Effect of weekend admission for acute myocardial infarction on in-hospital mortality: A retrospective cohort study.
Int J Cardiol. 2014 Nov 6;179C:315-320
Authors: Isogai T, Yasunaga H, Matsui H, Tanaka H, Ueda T, Horiguchi H, Fushimi K
BACKGROUND: No previous nationwide study has examined whether there is a 'weekend effect' of higher mortality after admission for acute myocardial infarction (AMI) when percutaneous coronary intervention (PCI) is easily accessible.
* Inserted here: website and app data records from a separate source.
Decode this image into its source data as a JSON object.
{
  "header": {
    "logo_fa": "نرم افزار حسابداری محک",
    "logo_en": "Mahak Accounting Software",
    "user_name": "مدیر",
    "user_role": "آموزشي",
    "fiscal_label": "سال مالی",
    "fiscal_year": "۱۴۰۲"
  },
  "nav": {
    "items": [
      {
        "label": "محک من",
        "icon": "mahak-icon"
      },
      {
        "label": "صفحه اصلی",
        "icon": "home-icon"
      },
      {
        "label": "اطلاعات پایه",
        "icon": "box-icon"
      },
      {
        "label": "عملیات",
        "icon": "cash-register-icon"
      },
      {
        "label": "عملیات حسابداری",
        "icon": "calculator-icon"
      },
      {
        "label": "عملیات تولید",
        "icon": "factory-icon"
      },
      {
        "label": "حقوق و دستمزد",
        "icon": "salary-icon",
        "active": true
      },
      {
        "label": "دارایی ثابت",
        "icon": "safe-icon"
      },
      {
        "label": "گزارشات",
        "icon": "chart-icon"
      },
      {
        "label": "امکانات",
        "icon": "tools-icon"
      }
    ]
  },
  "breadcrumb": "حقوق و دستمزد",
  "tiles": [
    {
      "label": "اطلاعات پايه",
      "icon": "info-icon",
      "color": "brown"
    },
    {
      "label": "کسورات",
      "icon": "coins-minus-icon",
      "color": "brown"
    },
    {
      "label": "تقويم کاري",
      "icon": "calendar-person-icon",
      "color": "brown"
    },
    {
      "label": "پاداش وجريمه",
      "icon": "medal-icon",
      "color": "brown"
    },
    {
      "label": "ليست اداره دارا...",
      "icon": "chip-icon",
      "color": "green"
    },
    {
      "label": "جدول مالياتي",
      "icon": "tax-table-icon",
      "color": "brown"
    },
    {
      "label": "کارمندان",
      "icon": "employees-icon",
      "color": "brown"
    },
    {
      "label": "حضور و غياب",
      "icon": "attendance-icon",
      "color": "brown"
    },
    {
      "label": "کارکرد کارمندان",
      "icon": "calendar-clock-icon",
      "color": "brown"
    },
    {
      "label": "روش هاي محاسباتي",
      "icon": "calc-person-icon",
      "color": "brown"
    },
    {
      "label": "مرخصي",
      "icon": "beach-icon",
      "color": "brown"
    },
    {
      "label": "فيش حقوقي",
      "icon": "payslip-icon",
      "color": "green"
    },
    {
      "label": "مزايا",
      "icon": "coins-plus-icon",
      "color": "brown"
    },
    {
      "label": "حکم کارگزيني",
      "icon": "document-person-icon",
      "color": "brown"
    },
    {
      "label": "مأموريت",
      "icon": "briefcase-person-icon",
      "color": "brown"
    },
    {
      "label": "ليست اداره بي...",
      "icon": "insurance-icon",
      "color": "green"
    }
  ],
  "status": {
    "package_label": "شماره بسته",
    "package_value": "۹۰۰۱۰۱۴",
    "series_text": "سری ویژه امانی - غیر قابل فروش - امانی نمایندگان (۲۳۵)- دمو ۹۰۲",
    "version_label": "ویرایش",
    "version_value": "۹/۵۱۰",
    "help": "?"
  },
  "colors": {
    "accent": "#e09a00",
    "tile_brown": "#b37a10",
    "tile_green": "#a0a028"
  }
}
METHODS: Using the Diagnosis Procedure Combination inpatient database in Japan, we identified AMI patients aged ≥20years who were admitted to acute care hospitals between July 1, 2010 and March 31, 2013. Multivariable regression models fitted with generalized estimating equations were used to determine the association between weekend admission and in-hospital mortality. Eligible patients were also classified into subgroups according to Killip class at admission.
RESULTS: Of 111,200 eligible patients, 30,847 patients were admitted on weekends and 80,353 patients on weekdays. Overall, the in-hospital mortality was significantly higher for weekend admission than for weekday admission (13.6% versus 11.4%; P<0.001; unadjusted odds ratio [OR] 1.222; 95% confidence interval [CI] 1.172 to 1.274), despite the higher rate of PCI performed on the day of admission (68.9% versus 64.8%; P<0.001). The association remained significant after adjusting for baseline characteristics, invasive procedures, and medications (adjusted OR 1.144, 95% CI 1.079 to 1.214). In subgroup analyses, the effect of weekend admission remained significant in the Killip II to IV subgroups, but became insignificant in the Killip I subgroup (adjusted OR 1.002, 95% CI 0.828 to 1.213).
CONCLUSIONS: This study showed that weekend admission for AMI was significantly associated with higher in-hospital mortality even in a setting where PCI was highly available.
PMID: 25464474 [PubMed - as supplied by publisher]